Interface dataset entries
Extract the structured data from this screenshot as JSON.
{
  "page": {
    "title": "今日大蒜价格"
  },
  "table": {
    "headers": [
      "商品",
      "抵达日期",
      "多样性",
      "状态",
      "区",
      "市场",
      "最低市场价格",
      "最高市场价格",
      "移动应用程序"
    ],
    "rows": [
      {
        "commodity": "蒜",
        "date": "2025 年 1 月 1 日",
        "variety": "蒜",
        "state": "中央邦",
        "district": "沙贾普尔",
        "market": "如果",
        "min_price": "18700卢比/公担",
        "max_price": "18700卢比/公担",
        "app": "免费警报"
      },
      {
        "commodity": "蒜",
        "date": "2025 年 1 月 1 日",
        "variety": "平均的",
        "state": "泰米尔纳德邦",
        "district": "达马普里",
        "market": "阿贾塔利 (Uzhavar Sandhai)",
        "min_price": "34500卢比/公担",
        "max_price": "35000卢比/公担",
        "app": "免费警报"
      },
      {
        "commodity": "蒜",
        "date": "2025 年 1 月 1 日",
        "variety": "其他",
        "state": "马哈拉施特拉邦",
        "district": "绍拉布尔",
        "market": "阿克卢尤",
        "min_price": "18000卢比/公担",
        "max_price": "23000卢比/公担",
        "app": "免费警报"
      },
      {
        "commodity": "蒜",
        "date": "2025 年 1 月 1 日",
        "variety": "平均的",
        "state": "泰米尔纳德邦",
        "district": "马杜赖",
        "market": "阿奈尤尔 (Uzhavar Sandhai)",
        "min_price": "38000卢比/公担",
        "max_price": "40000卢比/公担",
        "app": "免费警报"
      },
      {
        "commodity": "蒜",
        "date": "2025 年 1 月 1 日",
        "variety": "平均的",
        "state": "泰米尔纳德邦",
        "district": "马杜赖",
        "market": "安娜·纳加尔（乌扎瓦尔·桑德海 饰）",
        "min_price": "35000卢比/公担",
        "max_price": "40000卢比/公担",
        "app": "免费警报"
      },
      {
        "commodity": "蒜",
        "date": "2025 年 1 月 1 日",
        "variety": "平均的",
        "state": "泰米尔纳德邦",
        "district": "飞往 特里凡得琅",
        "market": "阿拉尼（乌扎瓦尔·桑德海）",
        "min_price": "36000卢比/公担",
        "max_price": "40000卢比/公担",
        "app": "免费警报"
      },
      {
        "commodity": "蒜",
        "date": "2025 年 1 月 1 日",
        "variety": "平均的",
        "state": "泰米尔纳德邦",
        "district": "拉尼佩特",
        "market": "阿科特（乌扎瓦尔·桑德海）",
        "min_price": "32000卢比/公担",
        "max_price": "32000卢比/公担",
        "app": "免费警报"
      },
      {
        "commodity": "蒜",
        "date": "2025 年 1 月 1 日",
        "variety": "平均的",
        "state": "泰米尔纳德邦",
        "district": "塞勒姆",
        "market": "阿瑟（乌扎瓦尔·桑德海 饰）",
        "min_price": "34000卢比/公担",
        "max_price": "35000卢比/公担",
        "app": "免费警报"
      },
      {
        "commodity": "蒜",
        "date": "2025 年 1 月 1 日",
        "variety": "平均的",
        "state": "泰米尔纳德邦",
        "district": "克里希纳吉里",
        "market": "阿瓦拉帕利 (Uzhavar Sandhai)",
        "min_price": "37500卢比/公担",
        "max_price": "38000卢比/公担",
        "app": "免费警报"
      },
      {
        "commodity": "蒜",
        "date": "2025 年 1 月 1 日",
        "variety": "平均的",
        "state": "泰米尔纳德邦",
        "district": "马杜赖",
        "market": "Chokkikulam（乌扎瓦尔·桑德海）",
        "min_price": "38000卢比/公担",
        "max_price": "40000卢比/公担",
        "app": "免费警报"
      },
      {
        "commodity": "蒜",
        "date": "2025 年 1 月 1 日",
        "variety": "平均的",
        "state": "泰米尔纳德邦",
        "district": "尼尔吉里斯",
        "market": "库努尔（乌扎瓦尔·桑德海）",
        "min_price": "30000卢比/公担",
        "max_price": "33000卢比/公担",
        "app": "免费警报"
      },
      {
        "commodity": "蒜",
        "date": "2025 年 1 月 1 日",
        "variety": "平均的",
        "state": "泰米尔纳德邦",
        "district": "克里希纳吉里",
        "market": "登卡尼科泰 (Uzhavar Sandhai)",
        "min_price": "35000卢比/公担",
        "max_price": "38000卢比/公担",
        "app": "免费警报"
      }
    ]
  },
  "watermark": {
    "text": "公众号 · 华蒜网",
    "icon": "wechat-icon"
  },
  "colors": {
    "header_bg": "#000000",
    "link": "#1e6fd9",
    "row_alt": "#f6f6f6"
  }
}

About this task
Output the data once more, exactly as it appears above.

Answer area
Extract the structured data from this screenshot as JSON.
{
  "page": {
    "title": "今日大蒜价格"
  },
  "table": {
    "headers": [
      "商品",
      "抵达日期",
      "多样性",
      "状态",
      "区",
      "市场",
      "最低市场价格",
      "最高市场价格",
      "移动应用程序"
    ],
    "rows": [
      {
        "commodity": "蒜",
        "date": "2025 年 1 月 1 日",
        "variety": "蒜",
        "state": "中央邦",
        "district": "沙贾普尔",
        "market": "如果",
        "min_price": "18700卢比/公担",
        "max_price": "18700卢比/公担",
        "app": "免费警报"
      },
      {
        "commodity": "蒜",
        "date": "2025 年 1 月 1 日",
        "variety": "平均的",
        "state": "泰米尔纳德邦",
        "district": "达马普里",
        "market": "阿贾塔利 (Uzhavar Sandhai)",
        "min_price": "34500卢比/公担",
        "max_price": "35000卢比/公担",
        "app": "免费警报"
      },
      {
        "commodity": "蒜",
        "date": "2025 年 1 月 1 日",
        "variety": "其他",
        "state": "马哈拉施特拉邦",
        "district": "绍拉布尔",
        "market": "阿克卢尤",
        "min_price": "18000卢比/公担",
        "max_price": "23000卢比/公担",
        "app": "免费警报"
      },
      {
        "commodity": "蒜",
        "date": "2025 年 1 月 1 日",
        "variety": "平均的",
        "state": "泰米尔纳德邦",
        "district": "马杜赖",
        "market": "阿奈尤尔 (Uzhavar Sandhai)",
        "min_price": "38000卢比/公担",
        "max_price": "40000卢比/公担",
        "app": "免费警报"
      },
      {
        "commodity": "蒜",
        "date": "2025 年 1 月 1 日",
        "variety": "平均的",
        "state": "泰米尔纳德邦",
        "district": "马杜赖",
        "market": "安娜·纳加尔（乌扎瓦尔·桑德海 饰）",
        "min_price": "35000卢比/公担",
        "max_price": "40000卢比/公担",
        "app": "免费警报"
      },
      {
        "commodity": "蒜",
        "date": "2025 年 1 月 1 日",
        "variety": "平均的",
        "state": "泰米尔纳德邦",
        "district": "飞往 特里凡得琅",
        "market": "阿拉尼（乌扎瓦尔·桑德海）",
        "min_price": "36000卢比/公担",
        "max_price": "40000卢比/公担",
        "app": "免费警报"
      },
      {
        "commodity": "蒜",
        "date": "2025 年 1 月 1 日",
        "variety": "平均的",
        "state": "泰米尔纳德邦",
        "district": "拉尼佩特",
        "market": "阿科特（乌扎瓦尔·桑德海）",
        "min_price": "32000卢比/公担",
        "max_price": "32000卢比/公担",
        "app": "免费警报"
      },
      {
        "commodity": "蒜",
        "date": "2025 年 1 月 1 日",
        "variety": "平均的",
        "state": "泰米尔纳德邦",
        "district": "塞勒姆",
        "market": "阿瑟（乌扎瓦尔·桑德海 饰）",
        "min_price": "34000卢比/公担",
        "max_price": "35000卢比/公担",
        "app": "免费警报"
      },
      {
        "commodity": "蒜",
        "date": "2025 年 1 月 1 日",
        "variety": "平均的",
        "state": "泰米尔纳德邦",
        "district": "克里希纳吉里",
        "market": "阿瓦拉帕利 (Uzhavar Sandhai)",
        "min_price": "37500卢比/公担",
        "max_price": "38000卢比/公担",
        "app": "免费警报"
      },
      {
        "commodity": "蒜",
        "date": "2025 年 1 月 1 日",
        "variety": "平均的",
        "state": "泰米尔纳德邦",
        "district": "马杜赖",
        "market": "Chokkikulam（乌扎瓦尔·桑德海）",
        "min_price": "38000卢比/公担",
        "max_price": "40000卢比/公担",
        "app": "免费警报"
      },
      {
        "commodity": "蒜",
        "date": "2025 年 1 月 1 日",
        "variety": "平均的",
        "state": "泰米尔纳德邦",
        "district": "尼尔吉里斯",
        "market": "库努尔（乌扎瓦尔·桑德海）",
        "min_price": "30000卢比/公担",
        "max_price": "33000卢比/公担",
        "app": "免费警报"
      },
      {
        "commodity": "蒜",
        "date": "2025 年 1 月 1 日",
        "variety": "平均的",
        "state": "泰米尔纳德邦",
        "district": "克里希纳吉里",
        "market": "登卡尼科泰 (Uzhavar Sandhai)",
        "min_price": "35000卢比/公担",
        "max_price": "38000卢比/公担",
        "app": "免费警报"
      }
    ]
  },
  "watermark": {
    "text": "公众号 · 华蒜网",
    "icon": "wechat-icon"
  },
  "colors": {
    "header_bg": "#000000",
    "link": "#1e6fd9",
    "row_alt": "#f6f6f6"
  }
}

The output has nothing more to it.